> _Goal of the exercise_: Beginning at the line that contains "Give me the", reproduce the entries below exactly, ending with the line that contains "Serialize everything readable". Omit each picture.

> _Input for this task_:

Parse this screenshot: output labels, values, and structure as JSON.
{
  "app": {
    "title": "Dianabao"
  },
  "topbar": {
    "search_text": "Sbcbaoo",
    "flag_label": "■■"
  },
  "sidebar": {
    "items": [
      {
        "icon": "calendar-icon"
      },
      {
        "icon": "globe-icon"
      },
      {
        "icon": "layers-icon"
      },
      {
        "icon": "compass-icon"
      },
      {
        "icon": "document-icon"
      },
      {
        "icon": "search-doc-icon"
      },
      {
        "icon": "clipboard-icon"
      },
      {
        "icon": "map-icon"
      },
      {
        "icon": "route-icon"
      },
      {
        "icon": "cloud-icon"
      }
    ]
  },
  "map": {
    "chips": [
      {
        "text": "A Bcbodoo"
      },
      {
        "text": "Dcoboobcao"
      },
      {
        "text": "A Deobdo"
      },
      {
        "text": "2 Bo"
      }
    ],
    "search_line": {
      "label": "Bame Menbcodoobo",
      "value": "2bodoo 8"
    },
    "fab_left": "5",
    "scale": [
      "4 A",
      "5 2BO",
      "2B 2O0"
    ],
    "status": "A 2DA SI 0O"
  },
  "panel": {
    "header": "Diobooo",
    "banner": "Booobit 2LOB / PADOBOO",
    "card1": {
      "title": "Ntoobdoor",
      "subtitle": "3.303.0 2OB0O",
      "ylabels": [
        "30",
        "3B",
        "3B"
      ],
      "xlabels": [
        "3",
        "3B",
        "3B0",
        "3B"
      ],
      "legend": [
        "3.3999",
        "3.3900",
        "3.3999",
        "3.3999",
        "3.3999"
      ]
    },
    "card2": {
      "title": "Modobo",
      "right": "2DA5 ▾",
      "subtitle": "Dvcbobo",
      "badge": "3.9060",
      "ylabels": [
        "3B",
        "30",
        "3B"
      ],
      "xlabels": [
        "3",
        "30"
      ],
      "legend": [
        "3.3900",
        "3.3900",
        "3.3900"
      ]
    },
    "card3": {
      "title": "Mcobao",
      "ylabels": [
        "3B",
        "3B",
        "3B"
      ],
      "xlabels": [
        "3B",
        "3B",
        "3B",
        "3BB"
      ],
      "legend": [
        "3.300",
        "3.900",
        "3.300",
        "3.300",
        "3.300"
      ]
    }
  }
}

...

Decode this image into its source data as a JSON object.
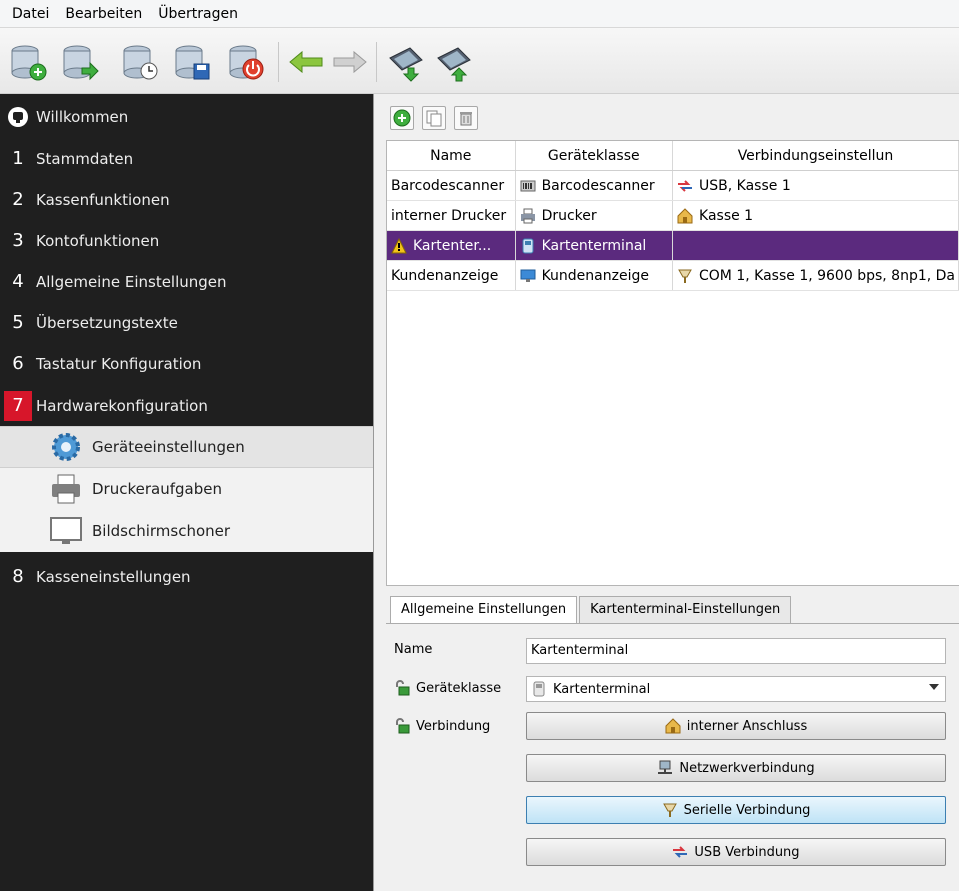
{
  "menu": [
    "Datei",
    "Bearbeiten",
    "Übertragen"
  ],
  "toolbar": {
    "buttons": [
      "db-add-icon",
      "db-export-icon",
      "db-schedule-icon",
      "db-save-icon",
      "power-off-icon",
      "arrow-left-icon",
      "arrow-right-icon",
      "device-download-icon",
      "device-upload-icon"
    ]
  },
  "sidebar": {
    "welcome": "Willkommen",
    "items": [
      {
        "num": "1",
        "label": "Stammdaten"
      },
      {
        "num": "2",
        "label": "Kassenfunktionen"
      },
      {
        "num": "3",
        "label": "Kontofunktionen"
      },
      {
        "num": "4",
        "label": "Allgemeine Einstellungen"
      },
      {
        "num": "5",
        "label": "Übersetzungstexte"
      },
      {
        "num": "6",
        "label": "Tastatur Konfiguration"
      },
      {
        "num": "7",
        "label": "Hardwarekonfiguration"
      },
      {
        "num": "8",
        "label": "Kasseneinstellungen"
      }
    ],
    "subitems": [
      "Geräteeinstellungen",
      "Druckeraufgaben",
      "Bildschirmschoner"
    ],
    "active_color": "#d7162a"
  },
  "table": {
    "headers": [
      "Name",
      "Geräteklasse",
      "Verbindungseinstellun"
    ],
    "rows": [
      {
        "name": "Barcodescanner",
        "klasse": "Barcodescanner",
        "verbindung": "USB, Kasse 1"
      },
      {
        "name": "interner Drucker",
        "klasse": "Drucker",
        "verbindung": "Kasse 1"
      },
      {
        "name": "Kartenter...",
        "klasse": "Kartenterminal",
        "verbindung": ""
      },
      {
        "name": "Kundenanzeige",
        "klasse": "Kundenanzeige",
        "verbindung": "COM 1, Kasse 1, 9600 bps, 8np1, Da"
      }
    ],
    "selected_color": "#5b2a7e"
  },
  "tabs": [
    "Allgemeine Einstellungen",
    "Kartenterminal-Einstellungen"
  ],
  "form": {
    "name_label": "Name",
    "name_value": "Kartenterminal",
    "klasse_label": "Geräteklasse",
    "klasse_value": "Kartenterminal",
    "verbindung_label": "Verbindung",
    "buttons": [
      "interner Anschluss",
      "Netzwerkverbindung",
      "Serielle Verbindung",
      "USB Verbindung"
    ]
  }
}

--

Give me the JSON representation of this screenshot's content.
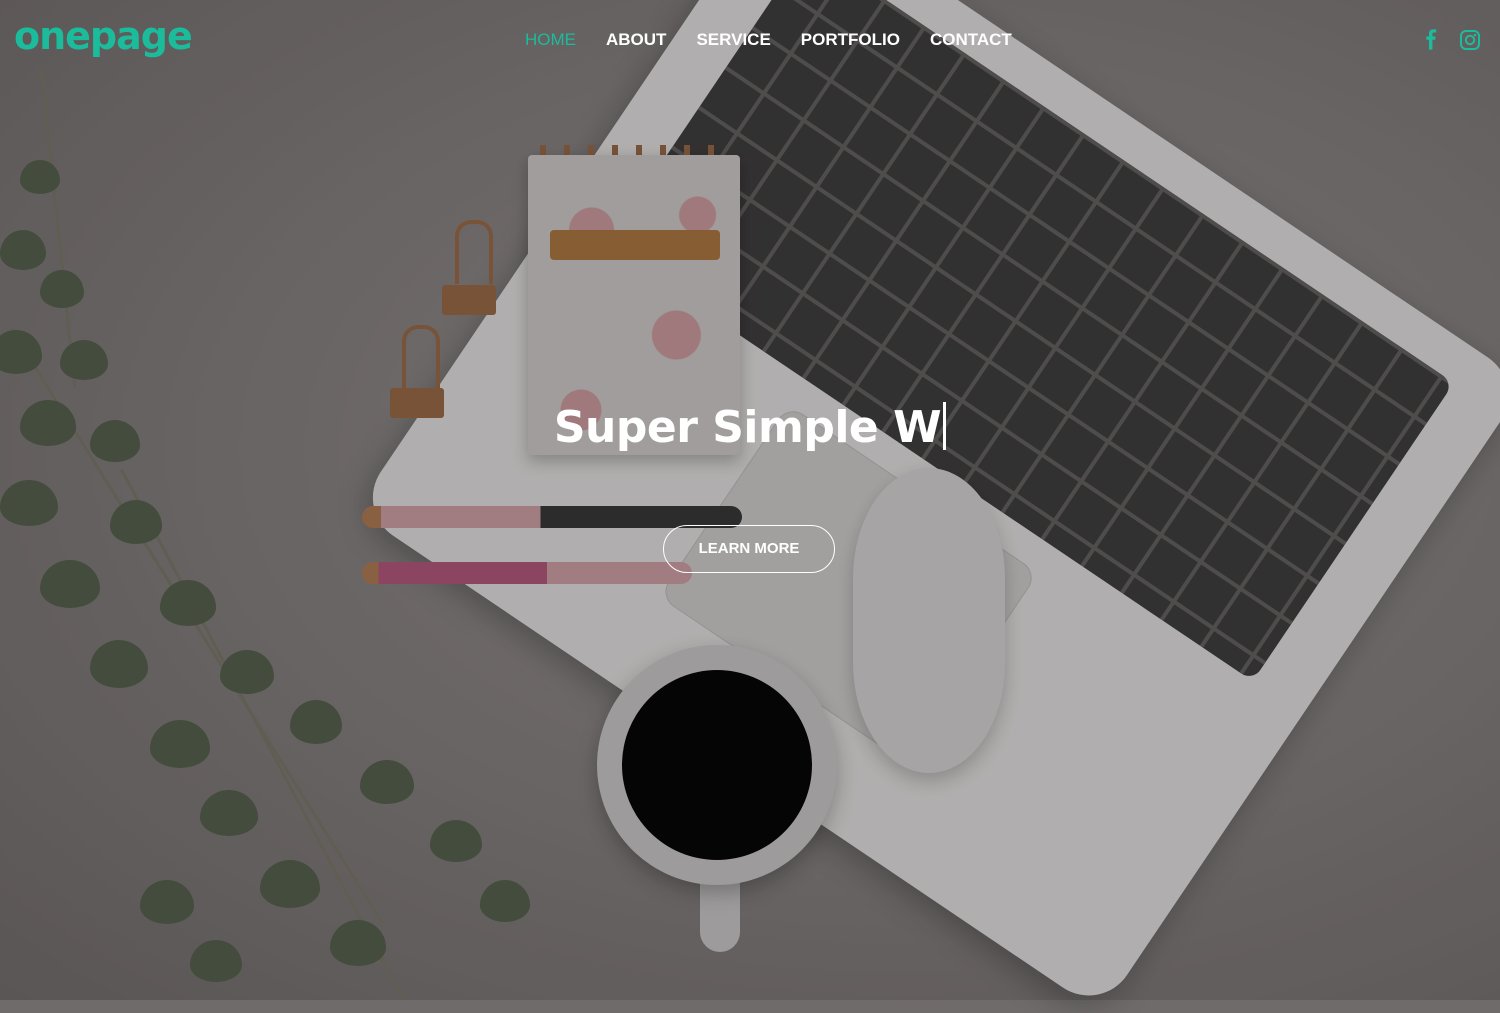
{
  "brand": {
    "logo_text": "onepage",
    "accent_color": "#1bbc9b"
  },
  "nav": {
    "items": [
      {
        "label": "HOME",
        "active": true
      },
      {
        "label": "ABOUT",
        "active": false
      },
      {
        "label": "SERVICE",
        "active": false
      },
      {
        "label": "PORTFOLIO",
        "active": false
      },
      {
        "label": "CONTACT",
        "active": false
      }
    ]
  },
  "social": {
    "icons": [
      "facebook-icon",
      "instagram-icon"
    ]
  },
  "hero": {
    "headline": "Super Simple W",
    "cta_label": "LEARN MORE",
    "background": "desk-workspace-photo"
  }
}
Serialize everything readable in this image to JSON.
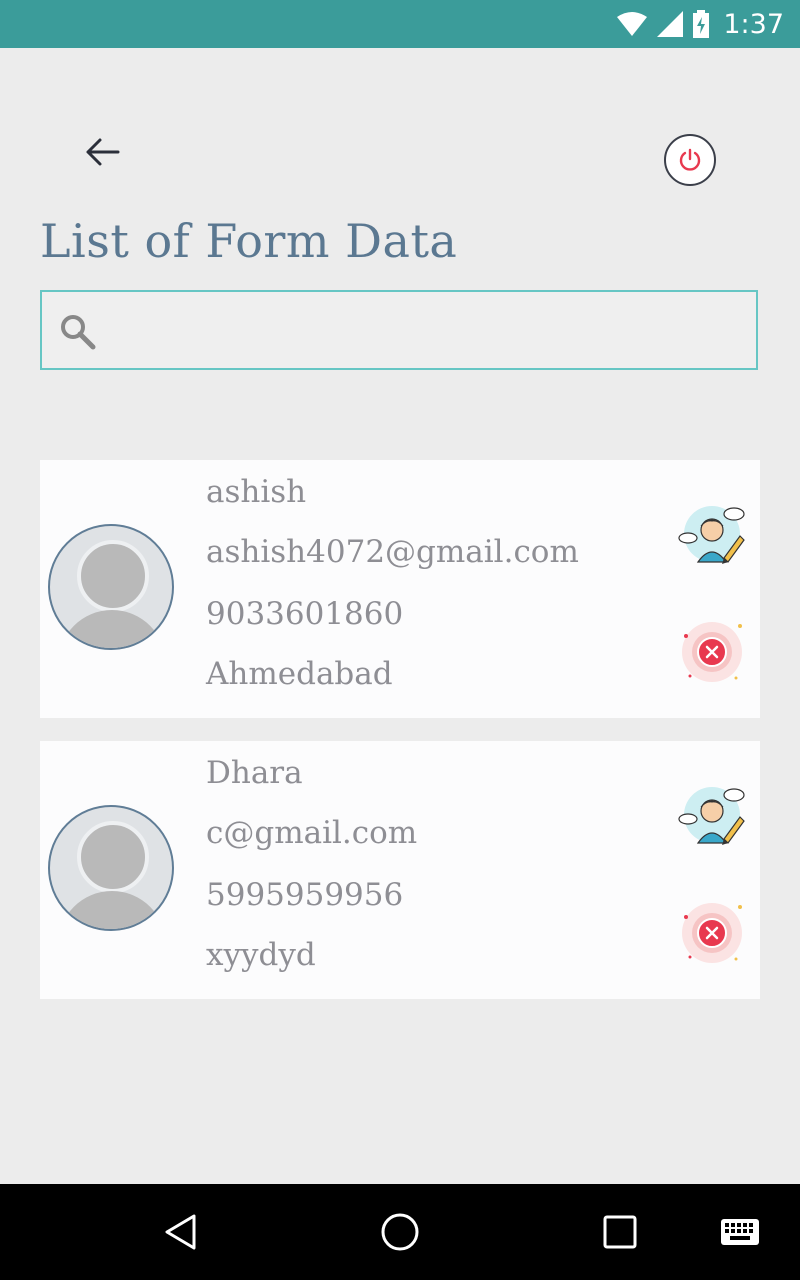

> _Response below_:
Give me the JSON representation of this screenshot's content.
{
  "brand": {
    "logo_text": "onepage",
    "accent_color": "#1bbc9b"
  },
  "nav": {
    "items": [
      {
        "label": "HOME",
        "active": true
      },
      {
        "label": "ABOUT",
        "active": false
      },
      {
        "label": "SERVICE",
        "active": false
      },
      {
        "label": "PORTFOLIO",
        "active": false
      },
      {
        "label": "CONTACT",
        "active": false
      }
    ]
  },
  "social": {
    "icons": [
      "facebook-icon",
      "instagram-icon"
    ]
  },
  "hero": {
    "headline": "Super Simple W",
    "cta_label": "LEARN MORE",
    "background": "desk-workspace-photo"
  }
}
Serialize everything readable in this image to JSON.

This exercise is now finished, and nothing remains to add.